The 3rd Part discusses the importance of a good Farm System. An MLB team would be hard pressed to define a more important leverage point of its on field and business success than its scouting and player development system. As a result, noting a team does will have a greater impact on their cost structure than a success or failure of their farm systems ability to feed talent to the Major League Team. Therefore, the team with home grown talent (aka Twins, Marlins, Tampa Bay), and does not have to waste money on high priced free agents just a few free agents to fill in missing pieces can maximize their revenue. As a result, a team that can make the Playoffs or World Series under the latter situation will make a higher net profit than a team that chooses to build their team around high priced free agents.
Part 4 discusses the economic value of building a team brand. Some teams such as the Cubs, Yankees, and Cardinals, realize a revenue cushion in form of loyalty of their fans in years when the team is less than competitive. AS a result of the latter, teams with strong brands are ore likely to spend to win because their revues sag less in down years. Also, there is a theory of a 3 phase program to build a brand (1) BUILD CREDITABILITY though ownership showing a commitment to win, team never quits, Front Office acquires several big name free agents (2) COMPELLING ENTERTAINMENT VALUE - ownership demonstrates their commitment to win in part 1 by adding more big name players, the farm system begins to produce a few quality players to go with their free agents, and as a result fans begin to feel optimism. Also, entertainment value can be increased by a new ball park, or add attractions to the park for families (3) CREATING AN EMOTIONAL BOND WITH FANS Fans believe that the owners are want to win as much they do, team maintains continuity with key players, team has several "likable" players, Ballpark has feel of a baseball theme park, team owns their own broadcast network so they not only have control of how information is presented they have the ability to bring back legends to call the game
Finally, the book has some fun, and discusses some unique topics such as the YES Network, and the effect it has had on every MLB team to broadcast their games. There is a chapter devoted to Babe Ruth, and how he would be valued in today's game. The author even pokes holes in the "Moneyball" philosophy of Billy Beane. First, he believes Beane's on ego hurt him in that he let the cat out of the bag too soon by writing "Moneyball", and basically rubbing his success in everyone's face. Another flaw is that Beane does not give enough credit to the players on the team that are not homegrown, or in other words the homegrown kids alone would not have been able to win solely on their own. Finally, Beane lets go of his arbitration players too soon. Yeah, he gets more value back this way, but why give up a Hudson, Zito, and Blanton when they have still have a chance to go far in the playoffs. Is an extra draft pick really enough of a reason to give up a chance at winning the World Series.
Diamond Dollars is a phenomenal book, and I would recommend it to anyone who wants to understand theories about the Front Office. Its nice to see well thought out theories backed up with real data.

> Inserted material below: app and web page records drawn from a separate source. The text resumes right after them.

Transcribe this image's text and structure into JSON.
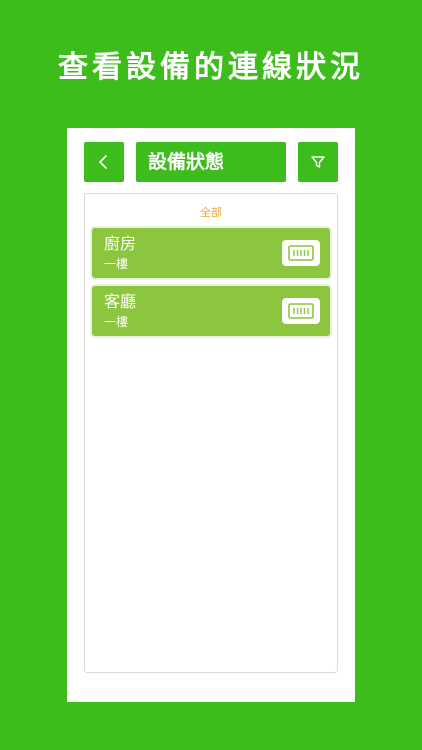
{
  "headline": "查看設備的連線狀況",
  "header": {
    "title": "設備狀態",
    "back_icon": "chevron-left-icon",
    "filter_icon": "filter-icon"
  },
  "list": {
    "group_label": "全部",
    "devices": [
      {
        "name": "廚房",
        "floor": "一樓",
        "icon": "device-module-icon"
      },
      {
        "name": "客廳",
        "floor": "一樓",
        "icon": "device-module-icon"
      }
    ]
  },
  "colors": {
    "brand_green": "#3dbd1c",
    "card_green": "#8cc63f",
    "group_label": "#f0a830"
  }
}
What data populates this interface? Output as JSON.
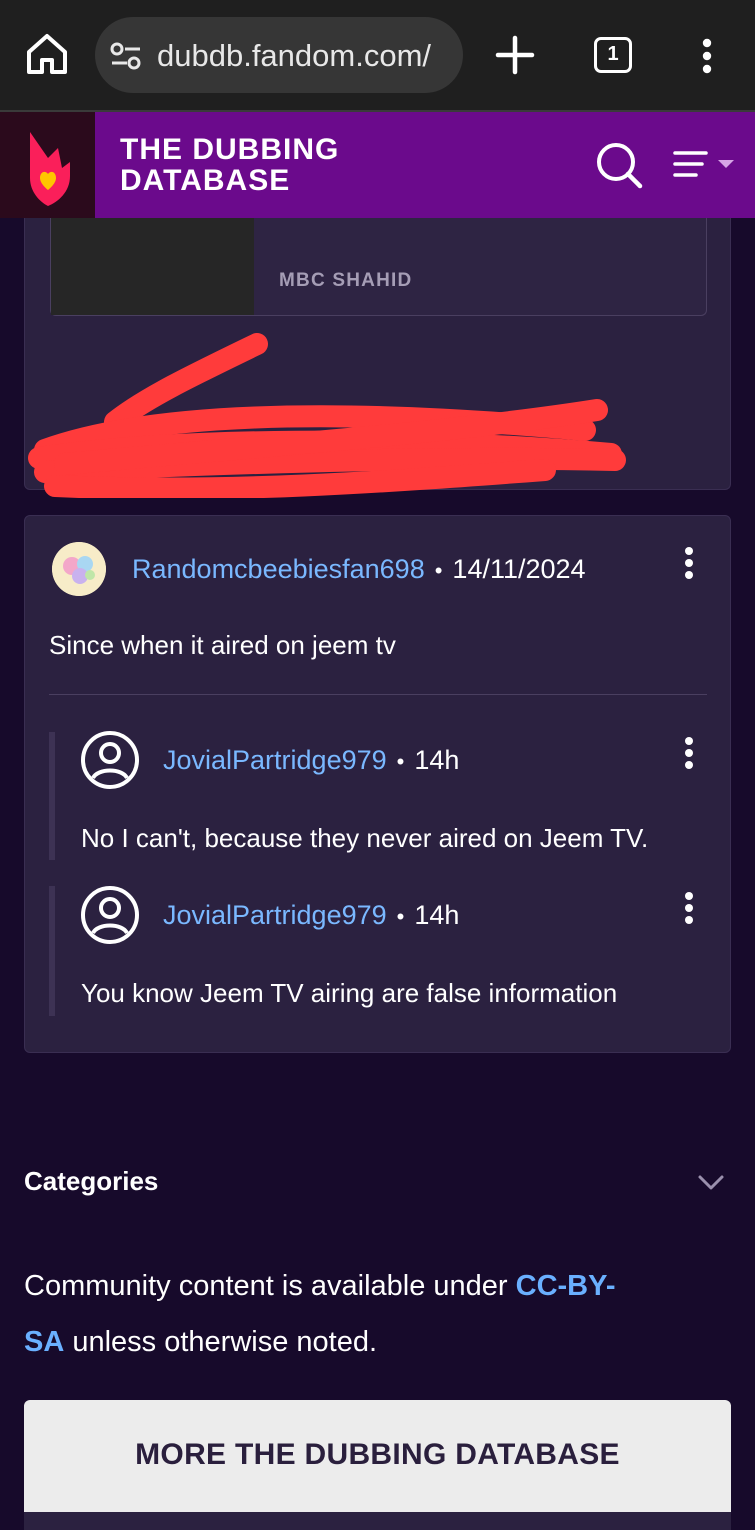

However, this not a book to read on the beach or for leisure. Each section is very similar to reading an article in an academic journal. Therefore, I would recommend to read about 20 to 30 minutes at a time so your brain can absorb what you just read. You can read it in one sitting, but it would be a waste.